For many partners attending WPC for the first time, the experience can be quite daunting. This is due in no small part to the sheer volume of people at the conference. Add to that the very long list of sessions being run and the amount of parties every night – and you can feel like a deer in headlights.

 
My first WPC was in Minneapolis in 2005 and was a culmination of firsts: first WPC, first Microsoft conference, first time in Minnesota, and the first time I had been in the US since 1986. Needless to say it was a lot to take in and I lost focus. The allure of the parties was also a bit much, which made the days longer and harder.
 
There is a lot happening in the three days that stretch WPC and, unfortunately, my first piece of advice for first time WPC attendees is this: expect to miss out on sessions and functions that you want to get to. It doesn’t matter how well you plan your days and evenings – other things will come up, or a conversation will go a lot longer than expected. By being realistic about what sessions and functions you can actually make it to, you will save the disappointment when you miss them.
 
My rule of thumb is to lock in the list of sessions and functions you want to attend – then prioritize one third of the selection. That is a realistic expectation of your attendance.
 
My second piece of advice: network with other partners! WPC is not just an opportunity to network with people from Microsoft, it’s a rare opportunity to meet partners from all around the world who share the same commitment to Microsoft that you do. Greet the person next to you when sitting down in a session, exchange business cards. Sit at a table in the meals hall with complete strangers – regardless of their accent.
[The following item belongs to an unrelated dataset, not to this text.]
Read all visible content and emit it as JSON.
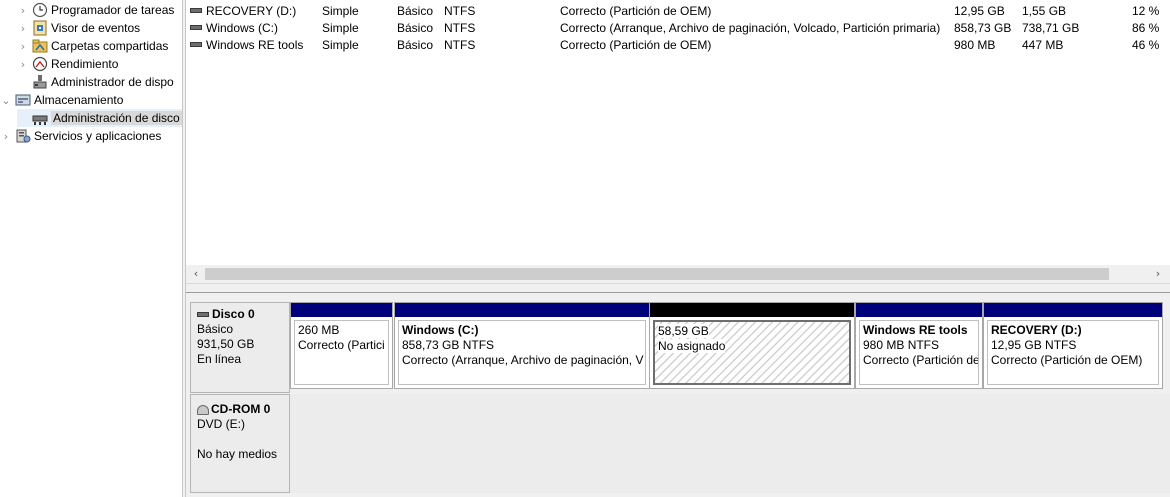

It is truly an amazing experience to share ideas and experiences with a person from another country, and a privilege to learn from them.
 
My third piece of advice: parties can distract you from the real reason you’re at WPC. It’s not uncommon to find yourself triple or even quadruple-booked for parties every night of WPC. Something to remember is that your days at WPC are long, as you are on the clock from the moment you step out of your hotel room. Many attendees still need to do their jobs while at the conference and will spend time emailing and talking on the phone. The WPC parties are fun, but how well can you network at 1am over a blaring DJ? How much harder will the next day be when you’ve only had 3 hours of sleep?
 
Remember that you are at WPC to learn, network, and have a good time – in that order!
 
Happy partnering,
Loryan